Since that long ago time, my admiration for this amazing animal has only heightened. It’s fascinating behavior, intelligence, and cultural significance are all worthy of mention.
Coyotes now occur throughout most of North America, as well as in parts of Latin America. It has been described as “the most vocal of all North American mammals”. Its penetrating range of vocalizations gave it the name Canis latrans, meaning “barking dog”. Its wild song awakens something deep within my primal being.
The coyote features prominently as a trickster figure in the folktales of America’s indigenous peoples. It was given the trickster role in light of its intelligence and adaptability. Some tribes, such as the Paiute, and Ute portray the coyote as the companion of the creator. In the Paiute creation myth, the coyote was created by the wolf as a companion, and the two created land by piling soil on the water-covered world. In Navajo mythology, the coyote was present in the First World with First Man and First Woman.
19th-century writers wrote of coyotes being kept in native villages in the Great Plains. Although shy, pups have been raised for hunting both as retrievers and pointers. In 1945 a tame coyote named “Butch”, had a short-lived career in cinema, appearing in Smoky and Ramrod before being shot while raiding a henhouse.
Coyotes were occasionally eaten by mountain men. It was sometimes featured in feasts of the Plains Indians, and coyote pups were eaten by the indigenous people of California. The taste of coyote meat has been likened to that of the wolf, and is more tender than pork when boiled.
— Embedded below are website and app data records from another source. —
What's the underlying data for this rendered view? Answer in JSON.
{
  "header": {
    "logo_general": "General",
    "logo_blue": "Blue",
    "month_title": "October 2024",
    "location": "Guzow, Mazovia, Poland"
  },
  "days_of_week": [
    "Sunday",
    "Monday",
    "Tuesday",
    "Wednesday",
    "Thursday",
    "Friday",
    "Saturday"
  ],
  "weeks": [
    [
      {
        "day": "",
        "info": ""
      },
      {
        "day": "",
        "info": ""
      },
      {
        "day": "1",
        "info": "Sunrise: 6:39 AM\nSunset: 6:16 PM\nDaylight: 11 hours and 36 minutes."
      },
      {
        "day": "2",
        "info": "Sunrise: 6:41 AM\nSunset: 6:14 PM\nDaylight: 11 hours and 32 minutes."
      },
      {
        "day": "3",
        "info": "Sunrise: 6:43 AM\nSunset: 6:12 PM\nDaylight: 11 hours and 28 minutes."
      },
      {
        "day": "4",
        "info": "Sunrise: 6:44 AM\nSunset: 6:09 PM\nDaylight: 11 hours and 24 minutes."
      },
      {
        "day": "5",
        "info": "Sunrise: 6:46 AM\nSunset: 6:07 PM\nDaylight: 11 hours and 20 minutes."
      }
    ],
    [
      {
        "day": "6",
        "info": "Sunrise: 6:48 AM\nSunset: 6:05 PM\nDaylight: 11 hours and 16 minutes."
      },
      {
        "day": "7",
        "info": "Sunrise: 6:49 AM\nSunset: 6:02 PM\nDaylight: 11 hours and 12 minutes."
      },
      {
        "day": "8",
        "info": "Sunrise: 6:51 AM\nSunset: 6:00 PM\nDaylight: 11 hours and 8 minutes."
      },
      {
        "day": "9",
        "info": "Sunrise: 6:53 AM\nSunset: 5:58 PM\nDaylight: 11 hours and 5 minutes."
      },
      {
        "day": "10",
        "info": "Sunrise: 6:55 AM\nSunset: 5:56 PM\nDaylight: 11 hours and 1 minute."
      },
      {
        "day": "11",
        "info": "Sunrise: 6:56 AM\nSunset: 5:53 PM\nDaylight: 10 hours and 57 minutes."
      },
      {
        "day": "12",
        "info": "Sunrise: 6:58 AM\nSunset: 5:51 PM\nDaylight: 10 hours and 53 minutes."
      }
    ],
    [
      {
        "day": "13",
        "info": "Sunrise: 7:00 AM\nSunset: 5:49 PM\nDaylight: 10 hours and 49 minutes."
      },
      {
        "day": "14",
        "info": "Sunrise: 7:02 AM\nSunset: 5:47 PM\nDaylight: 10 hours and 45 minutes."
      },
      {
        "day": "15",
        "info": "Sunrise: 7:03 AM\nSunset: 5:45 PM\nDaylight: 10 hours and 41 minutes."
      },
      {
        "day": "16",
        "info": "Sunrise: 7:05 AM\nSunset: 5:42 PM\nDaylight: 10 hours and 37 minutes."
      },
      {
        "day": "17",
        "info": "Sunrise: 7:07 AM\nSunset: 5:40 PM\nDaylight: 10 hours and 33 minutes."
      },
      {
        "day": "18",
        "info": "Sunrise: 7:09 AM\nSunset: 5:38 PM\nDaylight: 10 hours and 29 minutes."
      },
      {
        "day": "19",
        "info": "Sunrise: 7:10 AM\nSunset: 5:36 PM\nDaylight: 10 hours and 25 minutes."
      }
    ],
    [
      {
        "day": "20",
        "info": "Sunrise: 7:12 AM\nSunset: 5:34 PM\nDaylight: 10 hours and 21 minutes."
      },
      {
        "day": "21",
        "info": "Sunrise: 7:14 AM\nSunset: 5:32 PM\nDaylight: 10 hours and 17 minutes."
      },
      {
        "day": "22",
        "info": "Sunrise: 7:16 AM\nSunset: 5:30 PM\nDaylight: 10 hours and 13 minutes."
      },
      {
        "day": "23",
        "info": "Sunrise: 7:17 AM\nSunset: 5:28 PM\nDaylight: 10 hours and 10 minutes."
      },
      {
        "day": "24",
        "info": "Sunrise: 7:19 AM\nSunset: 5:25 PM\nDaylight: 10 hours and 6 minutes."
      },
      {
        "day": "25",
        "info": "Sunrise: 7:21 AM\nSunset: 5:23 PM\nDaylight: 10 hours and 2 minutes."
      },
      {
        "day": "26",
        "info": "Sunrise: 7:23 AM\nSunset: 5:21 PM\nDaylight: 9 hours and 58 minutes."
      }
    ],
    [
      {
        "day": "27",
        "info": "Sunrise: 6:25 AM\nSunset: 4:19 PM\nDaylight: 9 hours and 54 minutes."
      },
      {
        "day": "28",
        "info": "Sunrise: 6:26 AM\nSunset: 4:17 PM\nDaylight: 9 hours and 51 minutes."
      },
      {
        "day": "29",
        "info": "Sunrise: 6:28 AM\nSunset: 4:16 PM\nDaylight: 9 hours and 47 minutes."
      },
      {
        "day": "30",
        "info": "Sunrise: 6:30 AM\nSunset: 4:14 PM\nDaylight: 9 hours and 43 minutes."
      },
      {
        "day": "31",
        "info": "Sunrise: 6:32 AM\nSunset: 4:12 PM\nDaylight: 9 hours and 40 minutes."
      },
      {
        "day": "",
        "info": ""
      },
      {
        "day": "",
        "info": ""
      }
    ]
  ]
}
At one location in Southern California, coyotes began relying on a colony of feral cats as a food source. Over time, the coyotes killed most of the cats, and then continued to eat the cat food placed by people who were maintaining the cat colony.
Fortunately, in my view, it is nearly impossible to eradicate coyotes from an area. Despite large-scale and expensive efforts to kill coyotes over the past 150 years, coyotes continue to thrive, as I was reminded on my run up SLC’s City Creek Canyon where two families on either side of the canyon serenaded on me.
Research suggests that when aggressively controlled, coyotes can increase their reproductive rate by breeding at an earlier age and having larger litters, with a higher survival rate among the young. This allows coyote populations to quickly bounce back, even when as much as 75 percent of their numbers are removed. For coexisting peacefully with this remarkable being, check out Projectcoyote.org.
Long live America’s song dog!
This is Jack Greene reading and writing for Wild About Utah.
Images: Courtesy US FWS, Tom Koerner and Steve Thompson, Photographers
Text: Jack Greene, Bridgerland Audubon Society
Jack Greene’s Postings on Wild About Utah, https://wildaboututah.org/author/jack/
Coyote-Canis latrans, Wikipedia.org, https://en.wikipedia.org/wiki/Coyote
Coyote, Animals, Photo Ark, The National Geographic Society, https://www.nationalgeographic.com/animals/mammals/c/coyote/
Coyote-Canis latrans, DesertUSA.com and Digital West Media, Inc., http://www.desertusa.com/animals/coyote.html
Coyote, Learn, Yellowstone National Park, US National Park Service, US Department of the Interior, https://www.nps.gov/yell/learn/nature/coyote.htm
Coyote – Canis latrans, Utah Species, Utah Division of Wildlife Resources, Department of Natural Resources, State of Utah, https://fieldguide.wildlife.utah.gov/?species=canis%20latrans